*WORK REQUEST*.
Please return each record exactly, leaving nothing out.

[Interface dataset entries]
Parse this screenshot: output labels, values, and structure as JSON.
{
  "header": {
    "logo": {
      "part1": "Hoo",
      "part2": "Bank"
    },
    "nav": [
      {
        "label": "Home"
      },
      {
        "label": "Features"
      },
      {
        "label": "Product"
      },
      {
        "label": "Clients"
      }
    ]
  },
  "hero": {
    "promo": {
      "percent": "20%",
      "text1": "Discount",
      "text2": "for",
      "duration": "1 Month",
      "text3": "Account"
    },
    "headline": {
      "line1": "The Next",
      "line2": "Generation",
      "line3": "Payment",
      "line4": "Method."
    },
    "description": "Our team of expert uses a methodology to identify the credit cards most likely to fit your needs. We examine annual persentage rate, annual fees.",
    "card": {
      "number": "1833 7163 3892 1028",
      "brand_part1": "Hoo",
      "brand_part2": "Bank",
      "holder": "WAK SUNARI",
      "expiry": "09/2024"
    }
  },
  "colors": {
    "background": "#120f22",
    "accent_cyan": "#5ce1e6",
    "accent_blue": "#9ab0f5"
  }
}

*SOLUTION TO THIS PROBLEM*.
Parse this screenshot: output labels, values, and structure as JSON.
{
  "header": {
    "logo": {
      "part1": "Hoo",
      "part2": "Bank"
    },
    "nav": [
      {
        "label": "Home"
      },
      {
        "label": "Features"
      },
      {
        "label": "Product"
      },
      {
        "label": "Clients"
      }
    ]
  },
  "hero": {
    "promo": {
      "percent": "20%",
      "text1": "Discount",
      "text2": "for",
      "duration": "1 Month",
      "text3": "Account"
    },
    "headline": {
      "line1": "The Next",
      "line2": "Generation",
      "line3": "Payment",
      "line4": "Method."
    },
    "description": "Our team of expert uses a methodology to identify the credit cards most likely to fit your needs. We examine annual persentage rate, annual fees.",
    "card": {
      "number": "1833 7163 3892 1028",
      "brand_part1": "Hoo",
      "brand_part2": "Bank",
      "holder": "WAK SUNARI",
      "expiry": "09/2024"
    }
  },
  "colors": {
    "background": "#120f22",
    "accent_cyan": "#5ce1e6",
    "accent_blue": "#9ab0f5"
  }
}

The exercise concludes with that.